(Recorded data)

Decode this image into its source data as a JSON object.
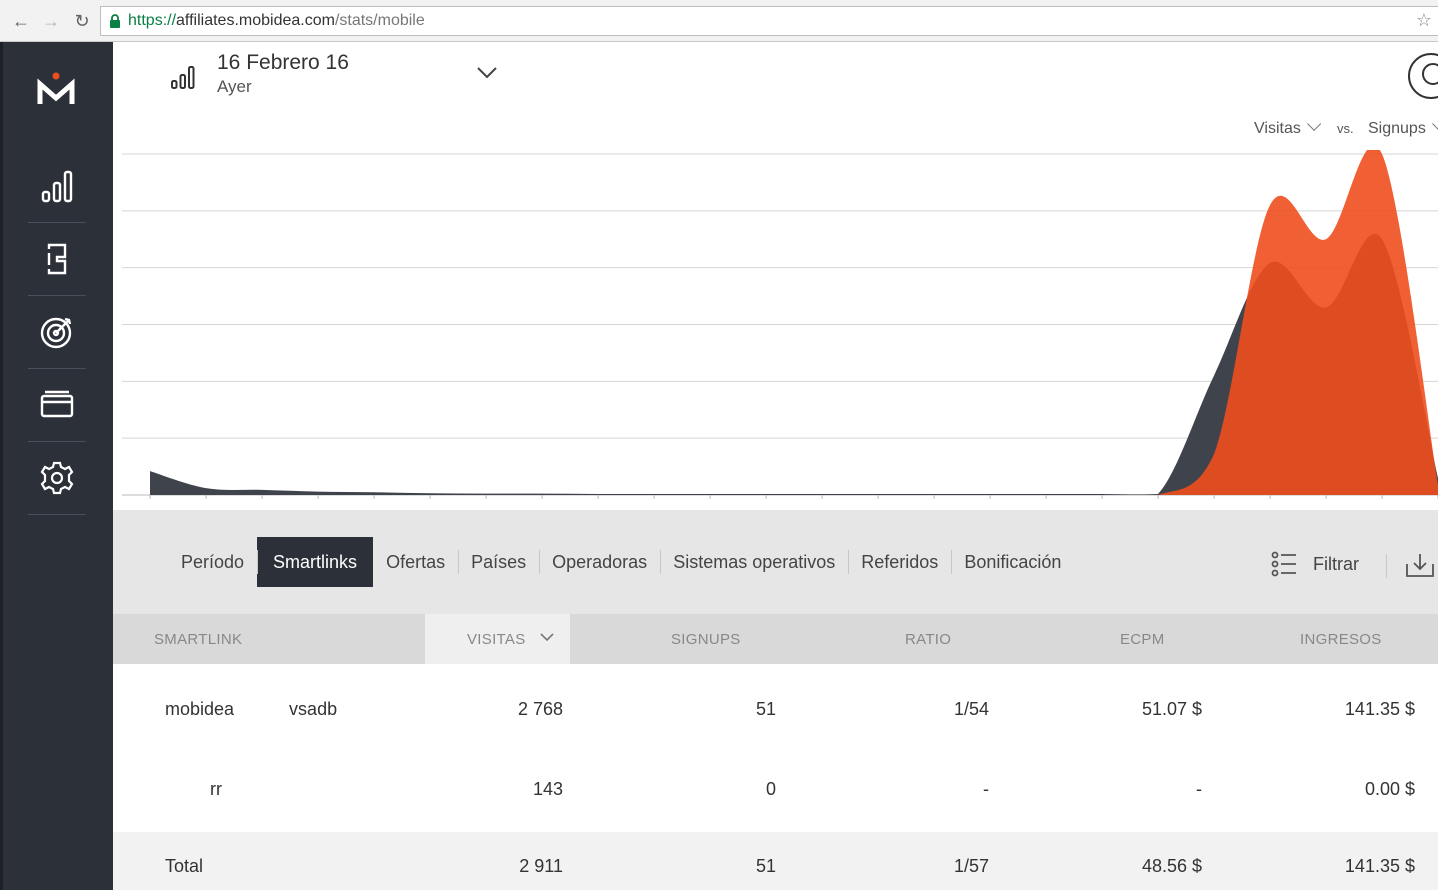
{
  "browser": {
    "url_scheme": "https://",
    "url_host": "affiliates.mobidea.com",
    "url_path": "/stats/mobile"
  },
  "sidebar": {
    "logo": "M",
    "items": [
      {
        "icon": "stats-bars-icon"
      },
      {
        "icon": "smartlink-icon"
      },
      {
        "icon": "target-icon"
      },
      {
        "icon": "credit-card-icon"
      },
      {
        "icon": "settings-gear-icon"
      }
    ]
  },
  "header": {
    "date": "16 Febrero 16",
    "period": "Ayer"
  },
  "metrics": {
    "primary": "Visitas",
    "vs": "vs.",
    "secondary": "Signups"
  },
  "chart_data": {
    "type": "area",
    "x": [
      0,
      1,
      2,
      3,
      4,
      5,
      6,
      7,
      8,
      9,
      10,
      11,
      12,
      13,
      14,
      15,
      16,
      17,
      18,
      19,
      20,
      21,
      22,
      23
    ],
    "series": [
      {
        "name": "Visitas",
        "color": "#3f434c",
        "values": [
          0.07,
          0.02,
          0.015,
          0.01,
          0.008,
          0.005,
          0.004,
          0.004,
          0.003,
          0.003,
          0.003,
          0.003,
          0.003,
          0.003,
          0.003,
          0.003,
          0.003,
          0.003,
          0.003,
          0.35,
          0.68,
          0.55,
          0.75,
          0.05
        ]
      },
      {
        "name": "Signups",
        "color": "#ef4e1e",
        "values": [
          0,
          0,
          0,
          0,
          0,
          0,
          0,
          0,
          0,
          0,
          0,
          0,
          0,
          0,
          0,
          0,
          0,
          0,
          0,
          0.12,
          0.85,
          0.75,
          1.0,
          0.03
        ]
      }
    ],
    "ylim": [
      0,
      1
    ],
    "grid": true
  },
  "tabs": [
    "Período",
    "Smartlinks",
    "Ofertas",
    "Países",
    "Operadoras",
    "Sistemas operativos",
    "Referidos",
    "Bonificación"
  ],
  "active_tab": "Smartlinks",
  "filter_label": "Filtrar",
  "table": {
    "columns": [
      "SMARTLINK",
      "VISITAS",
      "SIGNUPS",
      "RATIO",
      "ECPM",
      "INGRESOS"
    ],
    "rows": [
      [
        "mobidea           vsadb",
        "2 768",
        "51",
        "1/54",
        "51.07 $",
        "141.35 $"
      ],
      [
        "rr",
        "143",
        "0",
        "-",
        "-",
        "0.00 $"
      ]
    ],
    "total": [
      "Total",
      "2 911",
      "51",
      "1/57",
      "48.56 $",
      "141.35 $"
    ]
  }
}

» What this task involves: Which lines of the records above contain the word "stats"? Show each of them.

» Answer below:
    "url_path": "/stats/mobile"
        "icon": "stats-bars-icon"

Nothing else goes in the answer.